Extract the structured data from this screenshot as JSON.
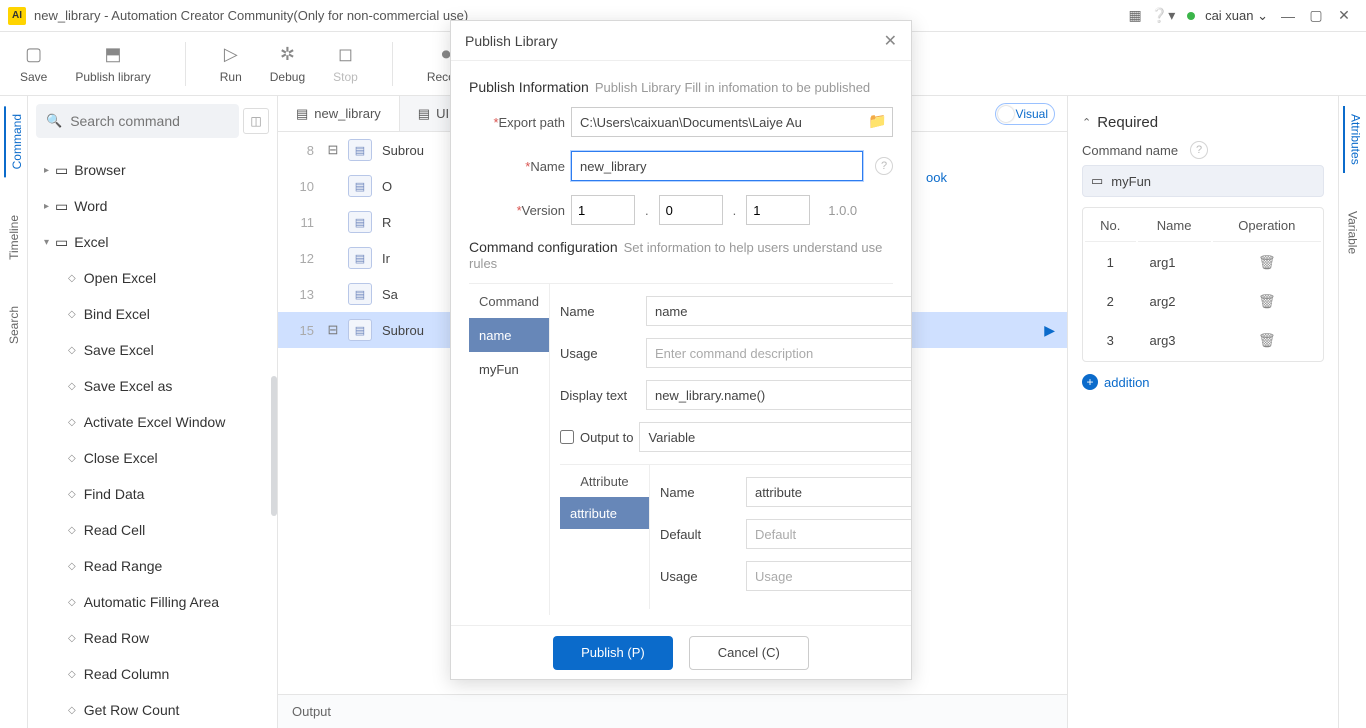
{
  "titlebar": {
    "app_badge": "AI",
    "title": "new_library - Automation Creator Community(Only for non-commercial use)",
    "user": "cai xuan"
  },
  "toolbar": {
    "save": "Save",
    "publish": "Publish library",
    "run": "Run",
    "debug": "Debug",
    "stop": "Stop",
    "record": "Record"
  },
  "leftrail": {
    "command": "Command",
    "timeline": "Timeline",
    "search": "Search"
  },
  "rightrail": {
    "attributes": "Attributes",
    "variable": "Variable"
  },
  "search": {
    "placeholder": "Search command"
  },
  "tree": {
    "browser": "Browser",
    "word": "Word",
    "excel": "Excel",
    "children": [
      "Open Excel",
      "Bind Excel",
      "Save Excel",
      "Save Excel as",
      "Activate Excel Window",
      "Close Excel",
      "Find Data",
      "Read Cell",
      "Read Range",
      "Automatic Filling Area",
      "Read Row",
      "Read Column",
      "Get Row Count"
    ]
  },
  "tabs": {
    "t1": "new_library",
    "t2": "UI Lib",
    "visual": "Visual"
  },
  "code": {
    "lines": [
      {
        "n": "8",
        "txt": "Subrou"
      },
      {
        "n": "10",
        "txt": "O"
      },
      {
        "n": "11",
        "txt": "R"
      },
      {
        "n": "12",
        "txt": "Ir"
      },
      {
        "n": "13",
        "txt": "Sa"
      },
      {
        "n": "15",
        "txt": "Subrou"
      }
    ],
    "right_tag": "ook"
  },
  "output": {
    "label": "Output"
  },
  "attrs": {
    "heading": "Required",
    "command_name_label": "Command name",
    "command_name": "myFun",
    "cols": {
      "no": "No.",
      "name": "Name",
      "op": "Operation"
    },
    "rows": [
      {
        "no": "1",
        "name": "arg1"
      },
      {
        "no": "2",
        "name": "arg2"
      },
      {
        "no": "3",
        "name": "arg3"
      }
    ],
    "addition": "addition"
  },
  "modal": {
    "title": "Publish Library",
    "pub_info": "Publish Information",
    "pub_hint": "Publish Library Fill in infomation to be published",
    "export_path_label": "Export path",
    "export_path": "C:\\Users\\caixuan\\Documents\\Laiye Au",
    "name_label": "Name",
    "name_value": "new_library",
    "version_label": "Version",
    "version": {
      "major": "1",
      "minor": "0",
      "patch": "1",
      "full": "1.0.0"
    },
    "cmd_cfg": "Command configuration",
    "cmd_cfg_hint": "Set information to help users understand use rules",
    "cmd_list_hd": "Command",
    "cmd_items": [
      "name",
      "myFun"
    ],
    "cmd_name_label": "Name",
    "cmd_name_value": "name",
    "cmd_usage_label": "Usage",
    "cmd_usage_ph": "Enter command description",
    "cmd_display_label": "Display text",
    "cmd_display_value": "new_library.name()",
    "cmd_output_label": "Output to",
    "cmd_output_value": "Variable",
    "attr_hd": "Attribute",
    "attr_items": [
      "attribute"
    ],
    "attr_name_label": "Name",
    "attr_name_value": "attribute",
    "attr_default_label": "Default",
    "attr_default_ph": "Default",
    "attr_usage_label": "Usage",
    "attr_usage_ph": "Usage",
    "publish_btn": "Publish (P)",
    "cancel_btn": "Cancel (C)"
  }
}
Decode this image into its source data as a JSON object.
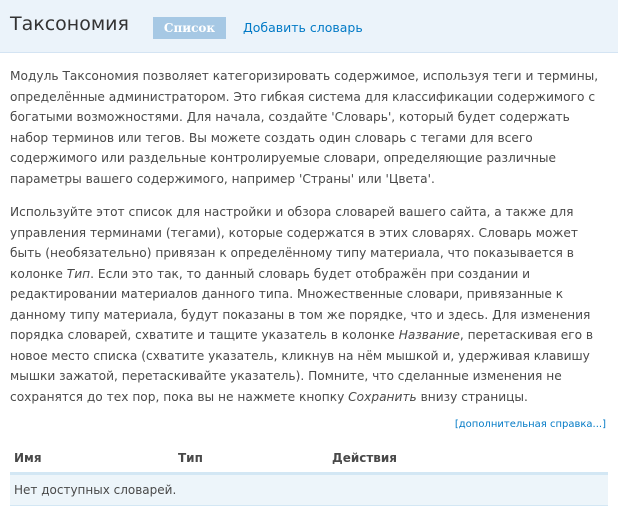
{
  "header": {
    "title": "Таксономия",
    "tabs": [
      {
        "label": "Список",
        "active": true
      },
      {
        "label": "Добавить словарь",
        "active": false
      }
    ]
  },
  "help": {
    "paragraph1": "Модуль Таксономия позволяет категоризировать содержимое, используя теги и термины, определённые администратором. Это гибкая система для классификации содержимого с богатыми возможностями. Для начала, создайте 'Словарь', который будет содержать набор терминов или тегов. Вы можете создать один словарь с тегами для всего содержимого или раздельные контролируемые словари, определяющие различные параметры вашего содержимого, например 'Страны' или 'Цвета'.",
    "paragraph2": {
      "part1": "Используйте этот список для настройки и обзора словарей вашего сайта, а также для управления терминами (тегами), которые содержатся в этих словарях. Словарь может быть (необязательно) привязан к определённому типу материала, что показывается в колонке ",
      "em1": "Тип",
      "part2": ". Если это так, то данный словарь будет отображён при создании и редактировании материалов данного типа. Множественные словари, привязанные к данному типу материала, будут показаны в том же порядке, что и здесь. Для изменения порядка словарей, схватите и тащите указатель в колонке ",
      "em2": "Название",
      "part3": ", перетаскивая его в новое место списка (схватите указатель, кликнув на нём мышкой и, удерживая клавишу мышки зажатой, перетаскивайте указатель). Помните, что сделанные изменения не сохранятся до тех пор, пока вы не нажмете кнопку ",
      "em3": "Сохранить",
      "part4": " внизу страницы."
    },
    "more_link": "[дополнительная справка...]"
  },
  "table": {
    "columns": [
      "Имя",
      "Тип",
      "Действия"
    ],
    "empty_message": "Нет доступных словарей."
  },
  "colors": {
    "header_bg": "#ebf3fa",
    "active_tab_bg": "#a6c8e4",
    "link": "#027ac6",
    "row_bg": "#edf5fa"
  }
}
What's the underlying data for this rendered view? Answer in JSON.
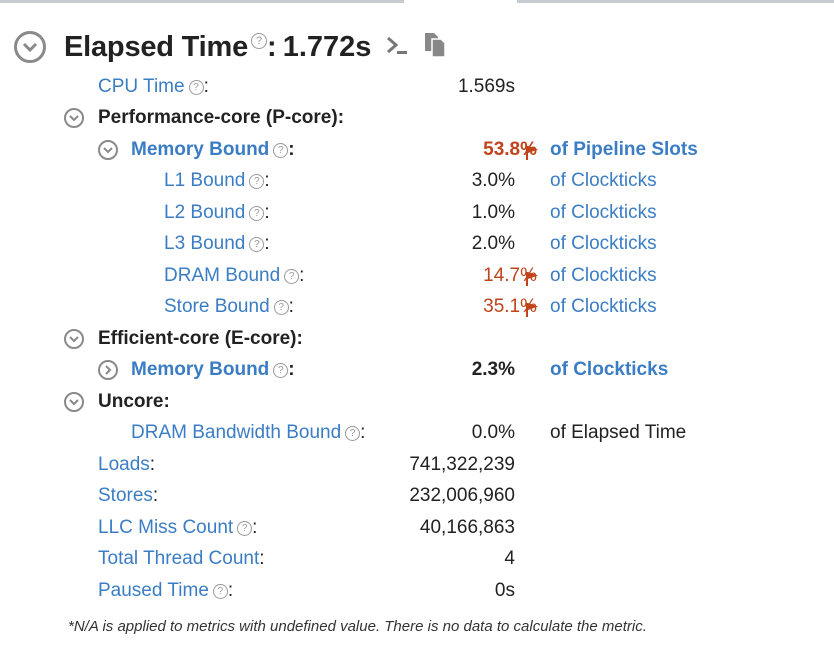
{
  "header": {
    "title": "Elapsed Time",
    "colon": ":",
    "value": "1.772s",
    "help": "?"
  },
  "rows": {
    "cpu_time": {
      "label": "CPU Time",
      "colon": ":",
      "value": "1.569s"
    },
    "pcore": {
      "label": "Performance-core (P-core):"
    },
    "pcore_mem": {
      "label": "Memory Bound",
      "colon": ":",
      "value": "53.8%",
      "unit": "of Pipeline Slots"
    },
    "l1": {
      "label": "L1 Bound",
      "colon": ":",
      "value": "3.0%",
      "unit": "of Clockticks"
    },
    "l2": {
      "label": "L2 Bound",
      "colon": ":",
      "value": "1.0%",
      "unit": "of Clockticks"
    },
    "l3": {
      "label": "L3 Bound",
      "colon": ":",
      "value": "2.0%",
      "unit": "of Clockticks"
    },
    "dram": {
      "label": "DRAM Bound",
      "colon": ":",
      "value": "14.7%",
      "unit": "of Clockticks"
    },
    "store": {
      "label": "Store Bound",
      "colon": ":",
      "value": "35.1%",
      "unit": "of Clockticks"
    },
    "ecore": {
      "label": "Efficient-core (E-core):"
    },
    "ecore_mem": {
      "label": "Memory Bound",
      "colon": ":",
      "value": "2.3%",
      "unit": "of Clockticks"
    },
    "uncore": {
      "label": "Uncore:"
    },
    "dram_bw": {
      "label": "DRAM Bandwidth Bound",
      "colon": ":",
      "value": "0.0%",
      "unit": "of Elapsed Time"
    },
    "loads": {
      "label": "Loads",
      "colon": ":",
      "value": "741,322,239"
    },
    "stores": {
      "label": "Stores",
      "colon": ":",
      "value": "232,006,960"
    },
    "llc": {
      "label": "LLC Miss Count",
      "colon": ":",
      "value": "40,166,863"
    },
    "threads": {
      "label": "Total Thread Count",
      "colon": ":",
      "value": "4"
    },
    "paused": {
      "label": "Paused Time",
      "colon": ":",
      "value": "0s"
    }
  },
  "footnote": "*N/A is applied to metrics with undefined value. There is no data to calculate the metric.",
  "colors": {
    "link": "#3b7dc4",
    "warning": "#c0441b",
    "text": "#222222"
  },
  "icons": [
    "collapse-chevron-icon",
    "help-icon",
    "terminal-icon",
    "copy-icon",
    "expand-chevron-icon",
    "flag-icon"
  ]
}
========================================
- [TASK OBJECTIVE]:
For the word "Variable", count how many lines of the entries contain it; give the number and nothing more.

- [SOLUTION BELOW]:
2